5 Mar 2019

Kuwabara Kuwabara

After I got married in the UK, I needed to take the Life in the UK test as a part of my application for Indefinite leave to Remain (ILR). My husband and my friend who used to be a school teacher helped me. She gave her knowledge on a wide variety of subjects. And she mentioned 'touch wood' in order to prevent a confident statement from bringing bad luck. I thought about it in Japanese, and found 'kuwabara-kuwabara'. Kuwabara means a mulberry field, and it came from Sugawara no Michizane (845-903).

He was a scholar, poet and politician, who was born into a family of scholars. He was especially good at Kanshi; the Japanese poetry written in Chinese. He was a genius and a serious man, and passed the entrance examination to the national academy. After graduation he began his career in the court as a scholar, built his career, and served the Emperor as a trusted Minister of the Right.

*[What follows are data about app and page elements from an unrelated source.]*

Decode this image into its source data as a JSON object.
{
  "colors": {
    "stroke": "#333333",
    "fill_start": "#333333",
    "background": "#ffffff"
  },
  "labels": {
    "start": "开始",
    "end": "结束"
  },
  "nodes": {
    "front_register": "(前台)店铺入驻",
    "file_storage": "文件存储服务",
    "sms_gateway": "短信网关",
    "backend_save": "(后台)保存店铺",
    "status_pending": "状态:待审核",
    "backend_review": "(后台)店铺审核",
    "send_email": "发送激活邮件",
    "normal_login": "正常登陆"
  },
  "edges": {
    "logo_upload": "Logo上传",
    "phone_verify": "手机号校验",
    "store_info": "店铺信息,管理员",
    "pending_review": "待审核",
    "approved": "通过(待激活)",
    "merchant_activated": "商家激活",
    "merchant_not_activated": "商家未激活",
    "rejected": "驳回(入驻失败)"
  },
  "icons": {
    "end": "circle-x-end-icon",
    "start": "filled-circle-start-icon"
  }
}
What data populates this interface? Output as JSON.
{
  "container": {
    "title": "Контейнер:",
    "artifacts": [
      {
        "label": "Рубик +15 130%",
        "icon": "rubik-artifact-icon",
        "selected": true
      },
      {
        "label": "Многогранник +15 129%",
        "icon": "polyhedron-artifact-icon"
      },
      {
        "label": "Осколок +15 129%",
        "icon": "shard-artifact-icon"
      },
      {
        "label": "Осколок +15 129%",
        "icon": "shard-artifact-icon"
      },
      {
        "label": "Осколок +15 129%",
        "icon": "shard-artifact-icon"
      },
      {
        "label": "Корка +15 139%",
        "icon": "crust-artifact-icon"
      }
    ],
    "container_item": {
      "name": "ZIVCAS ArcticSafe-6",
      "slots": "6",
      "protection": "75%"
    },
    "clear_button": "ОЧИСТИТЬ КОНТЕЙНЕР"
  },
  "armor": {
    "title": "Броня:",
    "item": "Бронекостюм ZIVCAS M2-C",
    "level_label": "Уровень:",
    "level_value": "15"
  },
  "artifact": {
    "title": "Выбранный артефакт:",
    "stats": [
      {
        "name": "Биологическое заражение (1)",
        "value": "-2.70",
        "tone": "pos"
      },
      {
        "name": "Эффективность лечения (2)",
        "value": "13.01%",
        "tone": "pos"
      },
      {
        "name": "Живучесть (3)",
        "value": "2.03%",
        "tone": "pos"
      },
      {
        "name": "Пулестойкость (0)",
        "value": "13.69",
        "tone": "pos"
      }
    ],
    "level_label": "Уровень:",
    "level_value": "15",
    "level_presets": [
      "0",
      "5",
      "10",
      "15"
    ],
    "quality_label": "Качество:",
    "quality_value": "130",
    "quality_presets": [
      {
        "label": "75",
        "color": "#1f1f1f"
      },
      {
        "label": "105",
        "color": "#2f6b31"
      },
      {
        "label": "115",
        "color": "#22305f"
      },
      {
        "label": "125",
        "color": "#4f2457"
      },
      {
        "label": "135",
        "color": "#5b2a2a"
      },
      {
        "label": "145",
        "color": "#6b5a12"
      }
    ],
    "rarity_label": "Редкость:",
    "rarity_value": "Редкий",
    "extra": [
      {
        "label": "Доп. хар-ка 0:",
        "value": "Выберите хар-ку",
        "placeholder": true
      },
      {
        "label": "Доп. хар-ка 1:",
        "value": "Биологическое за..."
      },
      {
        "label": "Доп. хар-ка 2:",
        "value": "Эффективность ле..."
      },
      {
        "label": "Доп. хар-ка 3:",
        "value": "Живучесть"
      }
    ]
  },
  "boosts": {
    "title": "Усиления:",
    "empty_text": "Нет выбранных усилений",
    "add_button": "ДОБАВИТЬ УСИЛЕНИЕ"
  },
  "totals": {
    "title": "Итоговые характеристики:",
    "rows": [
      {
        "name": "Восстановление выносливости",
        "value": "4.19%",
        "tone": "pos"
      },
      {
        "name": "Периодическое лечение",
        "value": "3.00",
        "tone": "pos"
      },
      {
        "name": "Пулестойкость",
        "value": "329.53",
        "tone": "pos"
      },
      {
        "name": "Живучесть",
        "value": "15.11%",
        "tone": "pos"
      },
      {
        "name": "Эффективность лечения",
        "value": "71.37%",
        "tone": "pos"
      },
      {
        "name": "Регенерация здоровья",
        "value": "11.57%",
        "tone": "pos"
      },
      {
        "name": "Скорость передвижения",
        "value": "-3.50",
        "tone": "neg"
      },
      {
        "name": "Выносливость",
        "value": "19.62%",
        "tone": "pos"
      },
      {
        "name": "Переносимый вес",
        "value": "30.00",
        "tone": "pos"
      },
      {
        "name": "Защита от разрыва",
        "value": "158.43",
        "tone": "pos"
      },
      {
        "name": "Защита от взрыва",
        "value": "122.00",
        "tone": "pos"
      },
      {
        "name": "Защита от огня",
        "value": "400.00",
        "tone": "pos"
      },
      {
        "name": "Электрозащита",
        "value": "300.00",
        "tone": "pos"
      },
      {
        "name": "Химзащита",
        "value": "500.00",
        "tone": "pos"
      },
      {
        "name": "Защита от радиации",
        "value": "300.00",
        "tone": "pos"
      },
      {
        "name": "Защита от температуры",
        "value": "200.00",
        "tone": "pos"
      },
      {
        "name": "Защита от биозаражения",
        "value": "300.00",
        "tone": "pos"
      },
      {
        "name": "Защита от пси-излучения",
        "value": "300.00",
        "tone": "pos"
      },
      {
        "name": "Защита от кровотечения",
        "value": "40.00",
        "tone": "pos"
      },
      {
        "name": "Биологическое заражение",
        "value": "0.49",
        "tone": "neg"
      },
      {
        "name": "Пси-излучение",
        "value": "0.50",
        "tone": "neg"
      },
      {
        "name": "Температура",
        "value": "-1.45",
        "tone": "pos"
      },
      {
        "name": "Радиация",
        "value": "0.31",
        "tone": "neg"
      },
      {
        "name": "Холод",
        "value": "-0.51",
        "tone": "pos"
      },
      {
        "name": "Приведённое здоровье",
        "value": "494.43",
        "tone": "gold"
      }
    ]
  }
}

But he fell into disfavour by his rival and was exiled to Dazaifu, Kyushu, and died at the age of 57.

After Michizane's death, plague and drought spread and the sons of the Emperor died in succession, and unlucky things lasted in Kyoto. The Imperial Palace was struck repeatedly by lightning, and the city experienced weeks of rainstorms and floods. As a legend, it is said the mulberry field Michizane owned was never be damaged by lightning, and that Michizane became a thunderbolt and threatened Kyoto. So we say 'kuwabara-kuwabara' as a spell to avoid bad luck, especially lightning strikes.

Attributing this to the angry spirit of the exiled Michizane, the imperial court built a Shinto shrine called Kitano Tenman-gū in Kyoto, and dedicated it to him. A Shinto Shrine 'Dazaifu Tenman-gu' in Dazaifu, Fukuoka is built over the grave of him, and one of the main shrines dedicated to Tenjin; the deity of Academics, scholarship and learning. 

I had a solo trip to Kyushu 9 years ago. Kyushu is a land far from my hometown. And I've visited 'Dazaifu Tenman-gu' as my plan. It was one of the greatest shrines I ever visited. At that time I didn't know much about Michizane, but I knew he was the patron saint of study. I think I was a lucky to have an opportunity at that time to visit there. http://www.dazaifutenmangu.or.jp/en